(Dataset rows for apps and sites)
*** Begin section ***

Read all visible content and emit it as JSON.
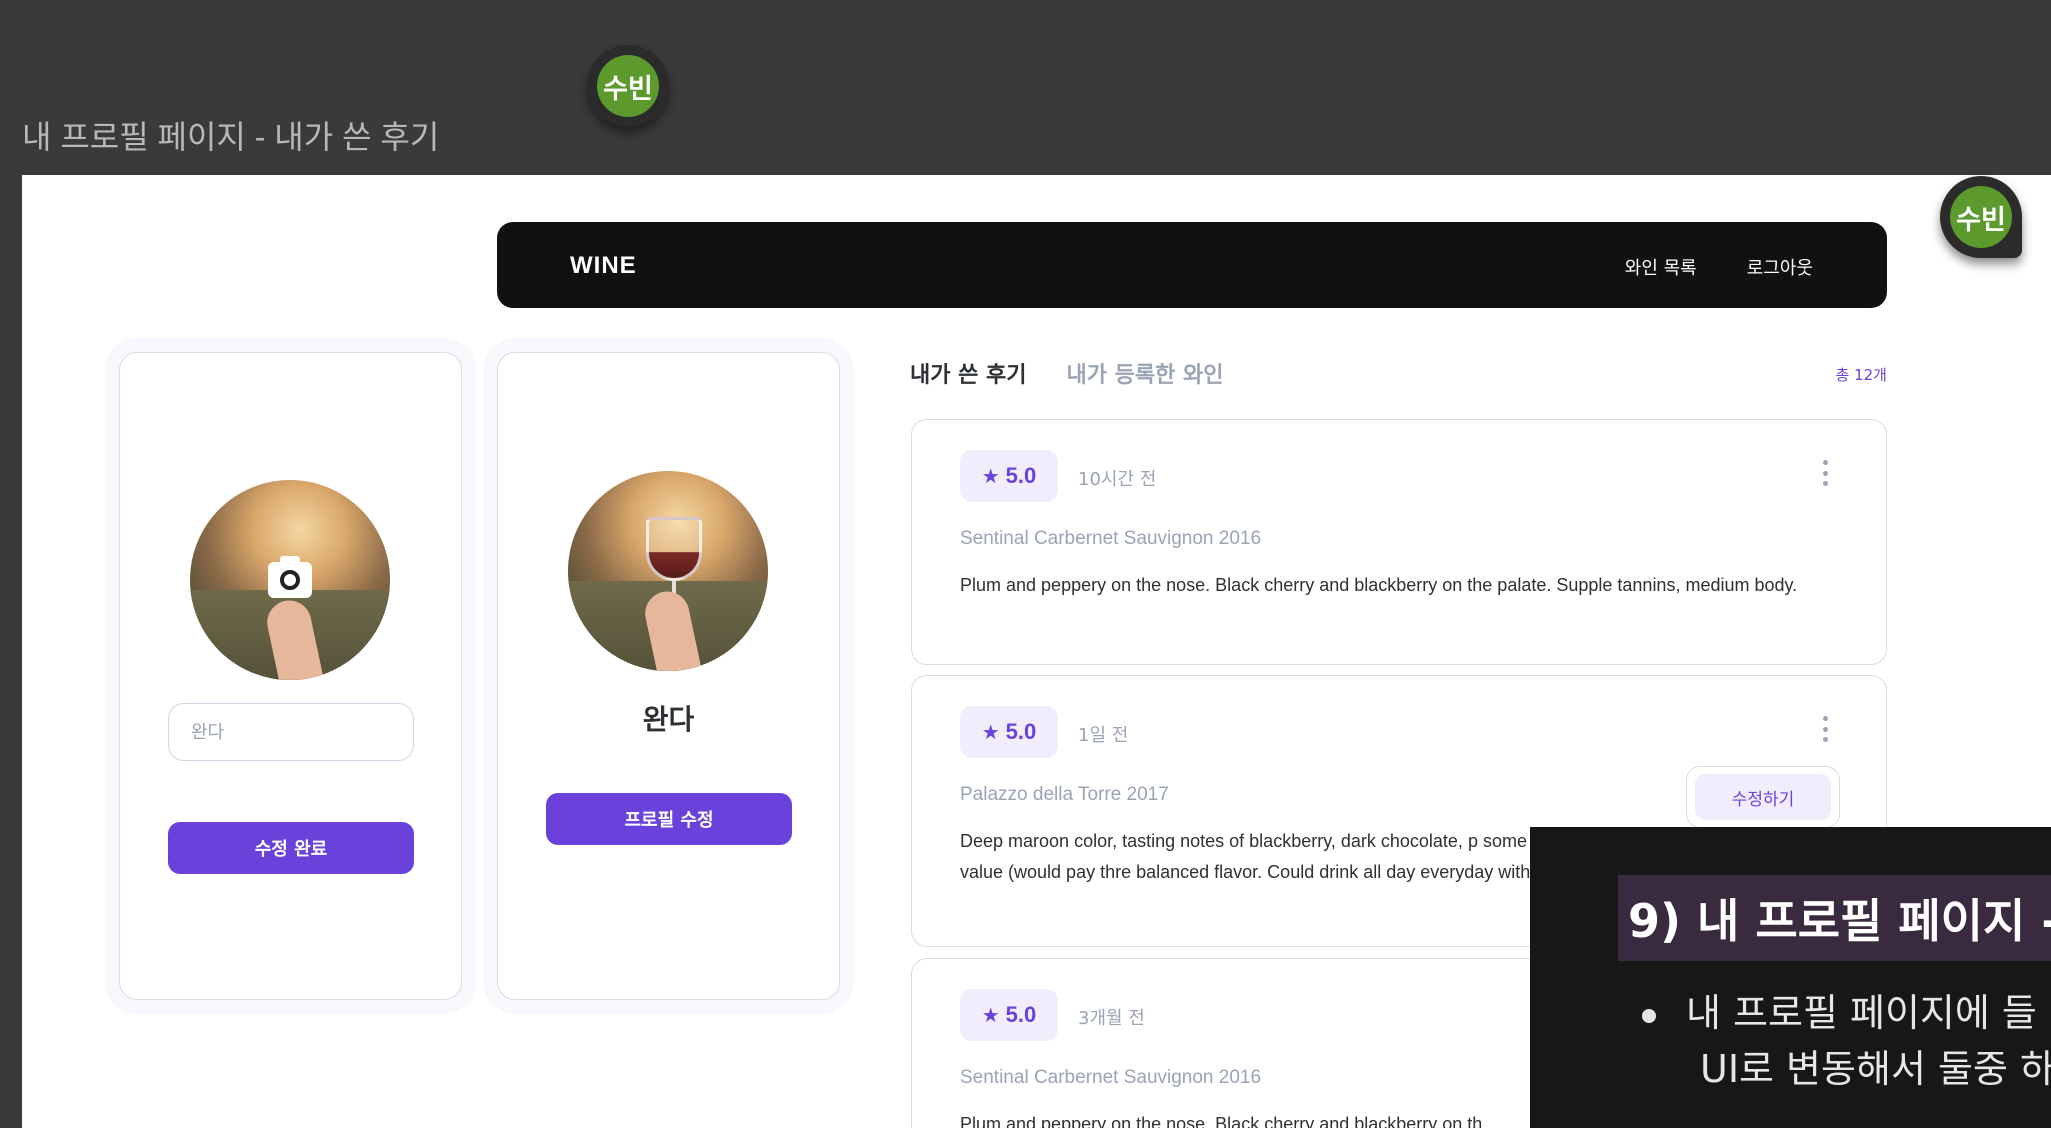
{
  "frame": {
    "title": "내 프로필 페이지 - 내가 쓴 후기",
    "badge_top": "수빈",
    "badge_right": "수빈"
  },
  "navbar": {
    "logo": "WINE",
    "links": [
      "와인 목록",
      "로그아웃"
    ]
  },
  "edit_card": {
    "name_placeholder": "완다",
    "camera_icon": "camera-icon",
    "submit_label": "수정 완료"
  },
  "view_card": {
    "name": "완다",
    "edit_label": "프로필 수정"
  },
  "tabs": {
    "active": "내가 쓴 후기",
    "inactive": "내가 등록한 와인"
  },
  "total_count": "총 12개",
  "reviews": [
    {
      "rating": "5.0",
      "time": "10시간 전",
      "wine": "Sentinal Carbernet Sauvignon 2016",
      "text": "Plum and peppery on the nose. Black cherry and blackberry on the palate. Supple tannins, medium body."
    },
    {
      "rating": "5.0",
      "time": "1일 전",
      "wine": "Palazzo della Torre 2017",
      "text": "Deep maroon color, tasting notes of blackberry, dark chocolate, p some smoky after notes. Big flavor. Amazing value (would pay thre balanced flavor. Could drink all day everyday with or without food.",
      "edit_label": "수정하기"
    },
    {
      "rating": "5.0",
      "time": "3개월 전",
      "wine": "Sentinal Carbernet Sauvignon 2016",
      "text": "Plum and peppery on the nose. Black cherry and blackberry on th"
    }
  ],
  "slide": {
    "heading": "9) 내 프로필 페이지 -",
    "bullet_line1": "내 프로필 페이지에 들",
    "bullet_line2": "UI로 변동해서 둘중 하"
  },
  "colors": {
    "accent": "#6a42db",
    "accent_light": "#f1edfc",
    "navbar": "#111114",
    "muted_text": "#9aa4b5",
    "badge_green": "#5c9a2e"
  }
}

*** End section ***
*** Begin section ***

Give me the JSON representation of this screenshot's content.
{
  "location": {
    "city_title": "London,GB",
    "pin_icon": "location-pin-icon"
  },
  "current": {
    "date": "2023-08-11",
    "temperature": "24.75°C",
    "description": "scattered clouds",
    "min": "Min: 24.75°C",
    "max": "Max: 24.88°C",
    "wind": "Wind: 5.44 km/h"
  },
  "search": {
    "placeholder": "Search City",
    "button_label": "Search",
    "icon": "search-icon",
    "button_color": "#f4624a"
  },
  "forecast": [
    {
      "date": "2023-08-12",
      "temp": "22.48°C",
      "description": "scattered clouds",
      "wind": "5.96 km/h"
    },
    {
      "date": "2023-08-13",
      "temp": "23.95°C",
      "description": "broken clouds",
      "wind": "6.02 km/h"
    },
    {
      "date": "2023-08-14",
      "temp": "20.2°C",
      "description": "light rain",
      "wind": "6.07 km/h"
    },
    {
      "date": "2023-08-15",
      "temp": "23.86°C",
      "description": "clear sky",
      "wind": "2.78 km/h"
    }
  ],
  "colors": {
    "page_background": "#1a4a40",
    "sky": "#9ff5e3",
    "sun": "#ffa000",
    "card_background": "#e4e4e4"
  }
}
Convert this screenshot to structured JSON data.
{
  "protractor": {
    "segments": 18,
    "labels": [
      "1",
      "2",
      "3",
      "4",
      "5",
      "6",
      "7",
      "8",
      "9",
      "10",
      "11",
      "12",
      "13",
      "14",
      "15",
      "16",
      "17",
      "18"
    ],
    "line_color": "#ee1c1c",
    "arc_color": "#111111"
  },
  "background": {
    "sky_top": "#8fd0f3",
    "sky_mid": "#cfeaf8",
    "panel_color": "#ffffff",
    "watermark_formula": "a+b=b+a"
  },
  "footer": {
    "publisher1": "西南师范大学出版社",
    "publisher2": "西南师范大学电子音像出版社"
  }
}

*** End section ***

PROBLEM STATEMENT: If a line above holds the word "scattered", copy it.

WRITTEN ANSWER:
    "description": "scattered clouds",
      "description": "scattered clouds",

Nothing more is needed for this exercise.